Women are especially sensitive, I see, to the idea of a woman being swallowed up by a man's life and insensitivity. Many, I know, have experienced that. It will not happen to Maria. The book tour has given us a powerful experience to share and the work she has done to make sure her own creative life as an artist – so different from my life as a writer, and yet so similiar – make me appreciate her all the more. I love her for many reasons, but one of them is her creativity. She is an artist through and through, and I don't think anything could threaten that again.

Inside the book tour: Something building

Joseph Beth
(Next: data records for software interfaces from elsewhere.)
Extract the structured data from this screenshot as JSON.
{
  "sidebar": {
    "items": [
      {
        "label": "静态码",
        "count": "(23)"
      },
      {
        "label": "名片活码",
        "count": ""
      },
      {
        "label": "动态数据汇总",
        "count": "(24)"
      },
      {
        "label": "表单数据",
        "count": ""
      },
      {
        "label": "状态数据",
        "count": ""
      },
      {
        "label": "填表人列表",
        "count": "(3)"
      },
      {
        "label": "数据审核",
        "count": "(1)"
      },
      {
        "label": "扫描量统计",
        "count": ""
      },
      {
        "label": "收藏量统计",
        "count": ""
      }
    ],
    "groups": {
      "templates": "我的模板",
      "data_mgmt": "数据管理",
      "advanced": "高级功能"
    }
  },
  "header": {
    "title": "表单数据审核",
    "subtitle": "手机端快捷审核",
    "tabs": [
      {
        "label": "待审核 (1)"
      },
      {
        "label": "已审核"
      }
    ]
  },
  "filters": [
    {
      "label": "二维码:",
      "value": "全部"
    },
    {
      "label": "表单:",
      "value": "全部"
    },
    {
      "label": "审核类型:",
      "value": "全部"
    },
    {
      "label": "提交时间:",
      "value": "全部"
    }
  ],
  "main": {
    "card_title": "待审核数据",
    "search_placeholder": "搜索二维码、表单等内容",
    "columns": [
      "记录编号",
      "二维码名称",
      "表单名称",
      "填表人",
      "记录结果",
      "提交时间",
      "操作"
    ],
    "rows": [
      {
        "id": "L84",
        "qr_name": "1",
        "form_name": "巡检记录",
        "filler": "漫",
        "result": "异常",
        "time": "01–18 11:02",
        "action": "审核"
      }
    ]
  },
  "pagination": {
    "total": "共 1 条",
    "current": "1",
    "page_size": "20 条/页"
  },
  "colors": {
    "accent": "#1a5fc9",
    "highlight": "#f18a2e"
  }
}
Cincinnati, Ohio – Back online. On a book tour, technical challenges every day. Something is different about this book tour. Bigger crowds, more enthusiastic, people coming from greater distances, buying more books. Maria is with me, and that's different, and Izzy is with me and that's different. I guess the biggest change – noticed by many of the people who come, some who have seen me before, is that I am different.

More relaxed, they say. Happier. Evolved. I have to digest this and absorb it. I am also getting a truly enormous response to the photography. Another thing that is different is Facebook, which has opened up a dialogue with readers that has brought many more people, and engaged them in my work. The people are by no means uncritical. Many like my work, but have penetrating and thoughtful and challenging questions about it. Still, there is a good feeling. I have been on a lot of book tours, and this one is different. The tour seems to be building as I move through it, as people have read the novel and connected with it, and have thoughts and questions about it.

Fewer questions about dogs, more about writing, which I appreciate. People ask me if I want to write about dogs in need of rescue.I say no. People ask me if I want to write about how dogs grieve for people and one another. No, not much. There is enormous interest in my book in animal grieving "Going Home: Finding Peace When Animals Die." That is coming out next year. Bookstore event managers are asking me back.

I am very happy to report that the mood in bookstores is very different than last year. Borders stores in particular say sales are up an morale is high. There is much talk about e-books but the bookstores see booming new niche markets, not an obliteration of paper books. Older people, military people, genre readers, young adults are natural e-book readers. But th bookstores I am visiting are busy, engaged, creative. There is tremendous interest in my book tour and the different ways I am using technology to bring people to events and to engage readers in different kinds of conversations. I a loving this book tour, as is obvious. And we are selling lots of Family Farm notecards. Eager to get to some small libraries and continue the conversation.

Perhaps the biggest change for me is Maria, who I introduce as my former girlfriend (I love saying that). I have never shared a book tour with a dog and someone I love before and perhaps that makes it the most wonderful book tour of all. On to Kentucky.